Task objective
Set the following entries down again exactly, line by line.
○ ○ ○
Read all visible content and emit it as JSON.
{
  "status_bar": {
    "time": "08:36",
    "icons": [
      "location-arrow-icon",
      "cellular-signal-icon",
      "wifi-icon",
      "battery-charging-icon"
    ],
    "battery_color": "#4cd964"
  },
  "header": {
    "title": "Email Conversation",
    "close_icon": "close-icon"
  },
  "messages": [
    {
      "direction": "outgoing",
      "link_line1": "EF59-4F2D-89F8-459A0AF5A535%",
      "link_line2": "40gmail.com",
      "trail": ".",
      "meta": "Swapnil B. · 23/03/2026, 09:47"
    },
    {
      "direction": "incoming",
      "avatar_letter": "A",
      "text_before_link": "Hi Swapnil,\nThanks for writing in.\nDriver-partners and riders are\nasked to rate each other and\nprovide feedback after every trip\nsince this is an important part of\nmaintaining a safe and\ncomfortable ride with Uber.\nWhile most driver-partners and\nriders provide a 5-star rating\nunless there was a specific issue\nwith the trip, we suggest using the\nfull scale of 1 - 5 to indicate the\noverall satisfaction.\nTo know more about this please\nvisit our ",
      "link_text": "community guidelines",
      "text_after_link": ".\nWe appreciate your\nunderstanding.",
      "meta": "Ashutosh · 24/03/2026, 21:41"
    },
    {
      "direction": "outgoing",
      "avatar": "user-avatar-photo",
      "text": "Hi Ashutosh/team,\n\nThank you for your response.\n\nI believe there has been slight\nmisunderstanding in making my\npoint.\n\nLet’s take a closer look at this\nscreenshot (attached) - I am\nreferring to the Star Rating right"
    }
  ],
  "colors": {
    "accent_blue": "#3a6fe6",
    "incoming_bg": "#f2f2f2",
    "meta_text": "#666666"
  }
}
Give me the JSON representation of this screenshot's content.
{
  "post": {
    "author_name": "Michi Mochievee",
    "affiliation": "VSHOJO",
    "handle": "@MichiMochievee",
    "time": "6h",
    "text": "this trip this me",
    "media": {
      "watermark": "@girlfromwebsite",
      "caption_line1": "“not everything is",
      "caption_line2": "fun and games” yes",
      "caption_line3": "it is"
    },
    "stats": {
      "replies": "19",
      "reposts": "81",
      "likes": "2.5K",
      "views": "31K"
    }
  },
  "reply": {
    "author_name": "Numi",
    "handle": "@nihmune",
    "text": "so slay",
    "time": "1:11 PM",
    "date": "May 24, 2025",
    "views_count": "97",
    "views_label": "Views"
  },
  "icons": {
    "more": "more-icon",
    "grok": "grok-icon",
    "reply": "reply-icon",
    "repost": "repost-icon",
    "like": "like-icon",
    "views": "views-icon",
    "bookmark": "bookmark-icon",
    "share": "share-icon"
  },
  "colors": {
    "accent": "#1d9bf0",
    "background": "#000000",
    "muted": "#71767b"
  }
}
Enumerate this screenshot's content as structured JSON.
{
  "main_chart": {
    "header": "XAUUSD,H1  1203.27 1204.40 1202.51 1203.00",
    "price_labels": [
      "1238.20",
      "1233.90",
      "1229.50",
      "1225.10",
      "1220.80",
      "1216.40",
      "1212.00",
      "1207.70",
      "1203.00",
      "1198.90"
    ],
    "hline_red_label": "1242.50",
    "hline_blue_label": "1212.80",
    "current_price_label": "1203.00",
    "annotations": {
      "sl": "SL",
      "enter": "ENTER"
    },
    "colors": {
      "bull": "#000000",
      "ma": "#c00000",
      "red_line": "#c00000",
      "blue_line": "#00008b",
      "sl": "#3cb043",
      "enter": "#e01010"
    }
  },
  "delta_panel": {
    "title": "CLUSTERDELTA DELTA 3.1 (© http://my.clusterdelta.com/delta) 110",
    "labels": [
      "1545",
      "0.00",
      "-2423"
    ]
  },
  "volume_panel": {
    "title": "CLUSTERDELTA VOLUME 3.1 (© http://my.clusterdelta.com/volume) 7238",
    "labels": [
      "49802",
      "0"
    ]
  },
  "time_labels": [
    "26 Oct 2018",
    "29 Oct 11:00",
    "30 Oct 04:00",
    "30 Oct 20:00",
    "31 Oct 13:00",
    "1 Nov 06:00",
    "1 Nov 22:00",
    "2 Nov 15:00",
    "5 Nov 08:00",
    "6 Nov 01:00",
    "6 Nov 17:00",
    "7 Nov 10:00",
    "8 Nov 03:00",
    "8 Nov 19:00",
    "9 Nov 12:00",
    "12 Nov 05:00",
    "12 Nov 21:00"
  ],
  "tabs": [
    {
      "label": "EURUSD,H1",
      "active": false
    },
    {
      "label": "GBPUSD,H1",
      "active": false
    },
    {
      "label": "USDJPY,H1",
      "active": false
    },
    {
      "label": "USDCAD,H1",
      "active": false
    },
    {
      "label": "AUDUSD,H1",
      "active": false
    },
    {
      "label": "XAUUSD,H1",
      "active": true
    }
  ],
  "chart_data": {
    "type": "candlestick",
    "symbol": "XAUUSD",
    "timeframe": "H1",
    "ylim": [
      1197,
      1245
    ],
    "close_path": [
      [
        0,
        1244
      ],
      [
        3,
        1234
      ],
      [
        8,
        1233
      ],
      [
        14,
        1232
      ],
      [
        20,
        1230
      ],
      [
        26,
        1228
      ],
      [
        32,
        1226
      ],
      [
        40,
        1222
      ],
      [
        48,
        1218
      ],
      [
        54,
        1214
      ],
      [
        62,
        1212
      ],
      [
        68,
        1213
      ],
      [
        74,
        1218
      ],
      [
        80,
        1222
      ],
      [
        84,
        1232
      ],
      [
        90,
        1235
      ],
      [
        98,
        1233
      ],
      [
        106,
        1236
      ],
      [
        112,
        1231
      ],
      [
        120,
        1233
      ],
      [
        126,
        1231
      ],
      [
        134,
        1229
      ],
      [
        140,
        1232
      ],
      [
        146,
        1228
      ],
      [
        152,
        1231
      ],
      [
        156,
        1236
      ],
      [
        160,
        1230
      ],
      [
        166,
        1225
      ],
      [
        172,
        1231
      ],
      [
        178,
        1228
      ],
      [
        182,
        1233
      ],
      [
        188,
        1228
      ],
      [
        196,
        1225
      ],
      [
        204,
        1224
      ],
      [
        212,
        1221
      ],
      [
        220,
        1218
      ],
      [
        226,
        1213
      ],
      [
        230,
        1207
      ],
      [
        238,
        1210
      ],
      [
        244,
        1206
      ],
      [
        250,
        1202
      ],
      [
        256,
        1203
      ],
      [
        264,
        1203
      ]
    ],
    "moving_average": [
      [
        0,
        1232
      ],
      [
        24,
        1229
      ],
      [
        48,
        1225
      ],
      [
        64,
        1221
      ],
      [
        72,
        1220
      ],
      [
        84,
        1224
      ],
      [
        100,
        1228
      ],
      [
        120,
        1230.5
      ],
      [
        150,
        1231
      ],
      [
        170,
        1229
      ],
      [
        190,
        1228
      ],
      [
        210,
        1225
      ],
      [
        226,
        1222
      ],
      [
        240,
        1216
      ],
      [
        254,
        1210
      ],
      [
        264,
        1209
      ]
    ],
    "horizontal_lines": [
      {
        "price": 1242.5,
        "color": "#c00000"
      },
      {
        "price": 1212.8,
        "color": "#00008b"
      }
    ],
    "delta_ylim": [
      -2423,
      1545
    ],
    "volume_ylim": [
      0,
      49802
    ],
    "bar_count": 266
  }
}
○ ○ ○
Solution to the problem
Read all visible content and emit it as JSON.
{
  "status_bar": {
    "time": "08:36",
    "icons": [
      "location-arrow-icon",
      "cellular-signal-icon",
      "wifi-icon",
      "battery-charging-icon"
    ],
    "battery_color": "#4cd964"
  },
  "header": {
    "title": "Email Conversation",
    "close_icon": "close-icon"
  },
  "messages": [
    {
      "direction": "outgoing",
      "link_line1": "EF59-4F2D-89F8-459A0AF5A535%",
      "link_line2": "40gmail.com",
      "trail": ".",
      "meta": "Swapnil B. · 23/03/2026, 09:47"
    },
    {
      "direction": "incoming",
      "avatar_letter": "A",
      "text_before_link": "Hi Swapnil,\nThanks for writing in.\nDriver-partners and riders are\nasked to rate each other and\nprovide feedback after every trip\nsince this is an important part of\nmaintaining a safe and\ncomfortable ride with Uber.\nWhile most driver-partners and\nriders provide a 5-star rating\nunless there was a specific issue\nwith the trip, we suggest using the\nfull scale of 1 - 5 to indicate the\noverall satisfaction.\nTo know more about this please\nvisit our ",
      "link_text": "community guidelines",
      "text_after_link": ".\nWe appreciate your\nunderstanding.",
      "meta": "Ashutosh · 24/03/2026, 21:41"
    },
    {
      "direction": "outgoing",
      "avatar": "user-avatar-photo",
      "text": "Hi Ashutosh/team,\n\nThank you for your response.\n\nI believe there has been slight\nmisunderstanding in making my\npoint.\n\nLet’s take a closer look at this\nscreenshot (attached) - I am\nreferring to the Star Rating right"
    }
  ],
  "colors": {
    "accent_blue": "#3a6fe6",
    "incoming_bg": "#f2f2f2",
    "meta_text": "#666666"
  }
}
Give me the JSON representation of this screenshot's content.
{
  "post": {
    "author_name": "Michi Mochievee",
    "affiliation": "VSHOJO",
    "handle": "@MichiMochievee",
    "time": "6h",
    "text": "this trip this me",
    "media": {
      "watermark": "@girlfromwebsite",
      "caption_line1": "“not everything is",
      "caption_line2": "fun and games” yes",
      "caption_line3": "it is"
    },
    "stats": {
      "replies": "19",
      "reposts": "81",
      "likes": "2.5K",
      "views": "31K"
    }
  },
  "reply": {
    "author_name": "Numi",
    "handle": "@nihmune",
    "text": "so slay",
    "time": "1:11 PM",
    "date": "May 24, 2025",
    "views_count": "97",
    "views_label": "Views"
  },
  "icons": {
    "more": "more-icon",
    "grok": "grok-icon",
    "reply": "reply-icon",
    "repost": "repost-icon",
    "like": "like-icon",
    "views": "views-icon",
    "bookmark": "bookmark-icon",
    "share": "share-icon"
  },
  "colors": {
    "accent": "#1d9bf0",
    "background": "#000000",
    "muted": "#71767b"
  }
}
Enumerate this screenshot's content as structured JSON.
{
  "main_chart": {
    "header": "XAUUSD,H1  1203.27 1204.40 1202.51 1203.00",
    "price_labels": [
      "1238.20",
      "1233.90",
      "1229.50",
      "1225.10",
      "1220.80",
      "1216.40",
      "1212.00",
      "1207.70",
      "1203.00",
      "1198.90"
    ],
    "hline_red_label": "1242.50",
    "hline_blue_label": "1212.80",
    "current_price_label": "1203.00",
    "annotations": {
      "sl": "SL",
      "enter": "ENTER"
    },
    "colors": {
      "bull": "#000000",
      "ma": "#c00000",
      "red_line": "#c00000",
      "blue_line": "#00008b",
      "sl": "#3cb043",
      "enter": "#e01010"
    }
  },
  "delta_panel": {
    "title": "CLUSTERDELTA DELTA 3.1 (© http://my.clusterdelta.com/delta) 110",
    "labels": [
      "1545",
      "0.00",
      "-2423"
    ]
  },
  "volume_panel": {
    "title": "CLUSTERDELTA VOLUME 3.1 (© http://my.clusterdelta.com/volume) 7238",
    "labels": [
      "49802",
      "0"
    ]
  },
  "time_labels": [
    "26 Oct 2018",
    "29 Oct 11:00",
    "30 Oct 04:00",
    "30 Oct 20:00",
    "31 Oct 13:00",
    "1 Nov 06:00",
    "1 Nov 22:00",
    "2 Nov 15:00",
    "5 Nov 08:00",
    "6 Nov 01:00",
    "6 Nov 17:00",
    "7 Nov 10:00",
    "8 Nov 03:00",
    "8 Nov 19:00",
    "9 Nov 12:00",
    "12 Nov 05:00",
    "12 Nov 21:00"
  ],
  "tabs": [
    {
      "label": "EURUSD,H1",
      "active": false
    },
    {
      "label": "GBPUSD,H1",
      "active": false
    },
    {
      "label": "USDJPY,H1",
      "active": false
    },
    {
      "label": "USDCAD,H1",
      "active": false
    },
    {
      "label": "AUDUSD,H1",
      "active": false
    },
    {
      "label": "XAUUSD,H1",
      "active": true
    }
  ],
  "chart_data": {
    "type": "candlestick",
    "symbol": "XAUUSD",
    "timeframe": "H1",
    "ylim": [
      1197,
      1245
    ],
    "close_path": [
      [
        0,
        1244
      ],
      [
        3,
        1234
      ],
      [
        8,
        1233
      ],
      [
        14,
        1232
      ],
      [
        20,
        1230
      ],
      [
        26,
        1228
      ],
      [
        32,
        1226
      ],
      [
        40,
        1222
      ],
      [
        48,
        1218
      ],
      [
        54,
        1214
      ],
      [
        62,
        1212
      ],
      [
        68,
        1213
      ],
      [
        74,
        1218
      ],
      [
        80,
        1222
      ],
      [
        84,
        1232
      ],
      [
        90,
        1235
      ],
      [
        98,
        1233
      ],
      [
        106,
        1236
      ],
      [
        112,
        1231
      ],
      [
        120,
        1233
      ],
      [
        126,
        1231
      ],
      [
        134,
        1229
      ],
      [
        140,
        1232
      ],
      [
        146,
        1228
      ],
      [
        152,
        1231
      ],
      [
        156,
        1236
      ],
      [
        160,
        1230
      ],
      [
        166,
        1225
      ],
      [
        172,
        1231
      ],
      [
        178,
        1228
      ],
      [
        182,
        1233
      ],
      [
        188,
        1228
      ],
      [
        196,
        1225
      ],
      [
        204,
        1224
      ],
      [
        212,
        1221
      ],
      [
        220,
        1218
      ],
      [
        226,
        1213
      ],
      [
        230,
        1207
      ],
      [
        238,
        1210
      ],
      [
        244,
        1206
      ],
      [
        250,
        1202
      ],
      [
        256,
        1203
      ],
      [
        264,
        1203
      ]
    ],
    "moving_average": [
      [
        0,
        1232
      ],
      [
        24,
        1229
      ],
      [
        48,
        1225
      ],
      [
        64,
        1221
      ],
      [
        72,
        1220
      ],
      [
        84,
        1224
      ],
      [
        100,
        1228
      ],
      [
        120,
        1230.5
      ],
      [
        150,
        1231
      ],
      [
        170,
        1229
      ],
      [
        190,
        1228
      ],
      [
        210,
        1225
      ],
      [
        226,
        1222
      ],
      [
        240,
        1216
      ],
      [
        254,
        1210
      ],
      [
        264,
        1209
      ]
    ],
    "horizontal_lines": [
      {
        "price": 1242.5,
        "color": "#c00000"
      },
      {
        "price": 1212.8,
        "color": "#00008b"
      }
    ],
    "delta_ylim": [
      -2423,
      1545
    ],
    "volume_ylim": [
      0,
      49802
    ],
    "bar_count": 266
  }
}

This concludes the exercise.